(Data entries)
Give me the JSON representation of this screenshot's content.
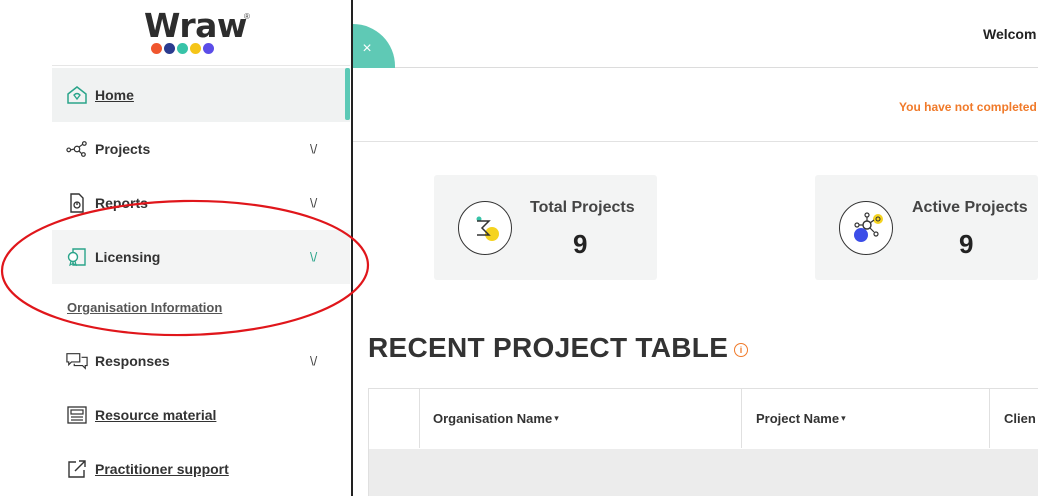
{
  "logo": {
    "text": "Wraw",
    "reg": "®",
    "dots": [
      "#f0562e",
      "#2a3b8f",
      "#37c3a8",
      "#f5c518",
      "#5b4de8"
    ]
  },
  "sidebar": {
    "items": [
      {
        "label": "Home",
        "icon": "home-icon",
        "chevron": ""
      },
      {
        "label": "Projects",
        "icon": "network-icon",
        "chevron": "\\/"
      },
      {
        "label": "Reports",
        "icon": "report-icon",
        "chevron": "\\/"
      },
      {
        "label": "Licensing",
        "icon": "license-icon",
        "chevron": "\\/"
      },
      {
        "label": "Responses",
        "icon": "chat-icon",
        "chevron": "\\/"
      },
      {
        "label": "Resource material",
        "icon": "book-icon",
        "chevron": ""
      },
      {
        "label": "Practitioner support",
        "icon": "external-link-icon",
        "chevron": ""
      }
    ],
    "sub_item": "Organisation Information"
  },
  "header": {
    "close_glyph": "×",
    "welcome": "Welcom"
  },
  "notice": "You have not completed",
  "cards": [
    {
      "title": "Total Projects",
      "value": "9"
    },
    {
      "title": "Active Projects",
      "value": "9"
    }
  ],
  "section": {
    "title": "RECENT PROJECT TABLE",
    "info_glyph": "i"
  },
  "table": {
    "columns": [
      "",
      "Organisation Name",
      "Project Name",
      "Clien"
    ],
    "sort_glyph": "▾"
  },
  "colors": {
    "accent": "#5fc9b5",
    "warning": "#f07a2a",
    "annotation": "#e0161b"
  }
}
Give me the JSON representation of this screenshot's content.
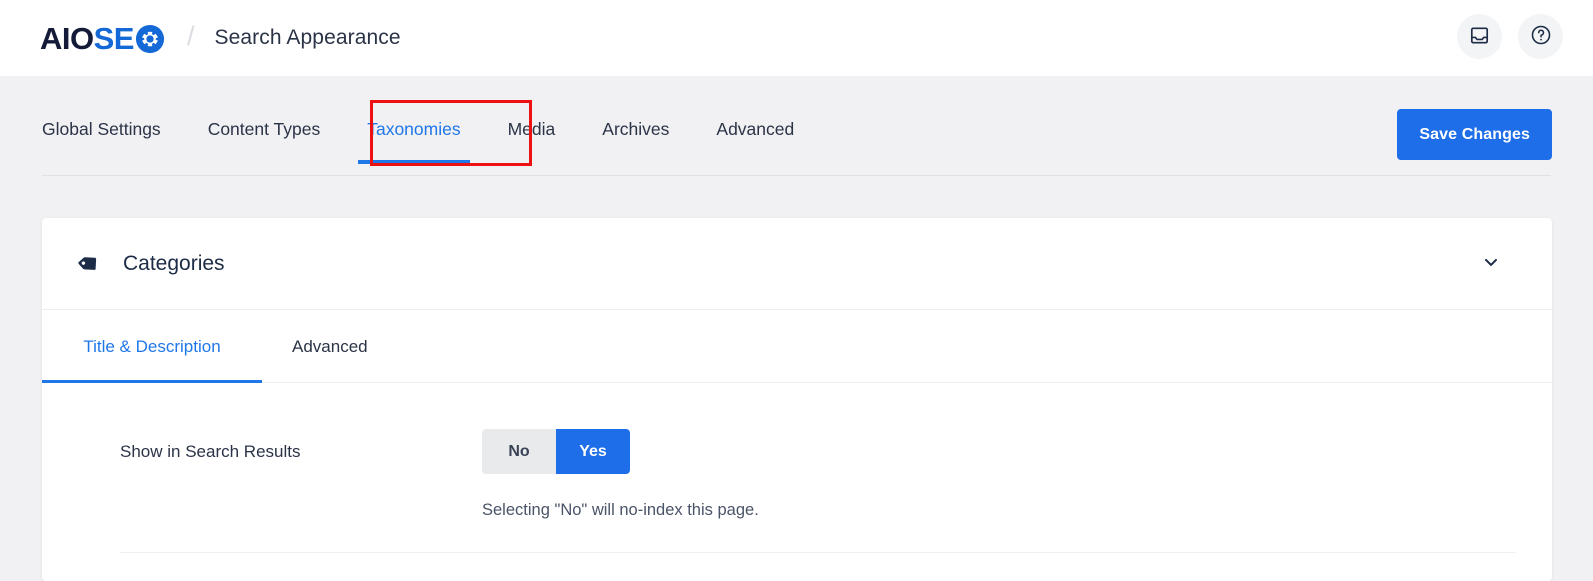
{
  "header": {
    "logo": {
      "part1": "AIO",
      "part2": "SE",
      "icon": "gear-icon"
    },
    "separator": "/",
    "page_title": "Search Appearance",
    "actions": [
      {
        "name": "inbox-icon",
        "label": "Notifications"
      },
      {
        "name": "help-icon",
        "label": "Help"
      }
    ]
  },
  "nav": {
    "tabs": [
      {
        "label": "Global Settings",
        "active": false
      },
      {
        "label": "Content Types",
        "active": false
      },
      {
        "label": "Taxonomies",
        "active": true
      },
      {
        "label": "Media",
        "active": false
      },
      {
        "label": "Archives",
        "active": false
      },
      {
        "label": "Advanced",
        "active": false
      }
    ],
    "save_label": "Save Changes",
    "annotation_color": "#ee1111",
    "accent_color": "#2077e8"
  },
  "card": {
    "title": "Categories",
    "icon": "tag-icon",
    "collapse_icon": "chevron-down-icon",
    "subtabs": [
      {
        "label": "Title & Description",
        "active": true
      },
      {
        "label": "Advanced",
        "active": false
      }
    ],
    "settings": [
      {
        "label": "Show in Search Results",
        "options": [
          {
            "label": "No",
            "selected": false
          },
          {
            "label": "Yes",
            "selected": true
          }
        ],
        "help": "Selecting \"No\" will no-index this page."
      }
    ]
  }
}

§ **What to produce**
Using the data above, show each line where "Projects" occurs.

§ **Finished exercise**
        "label": "Projects",
      "title": "Total Projects",
      "title": "Active Projects",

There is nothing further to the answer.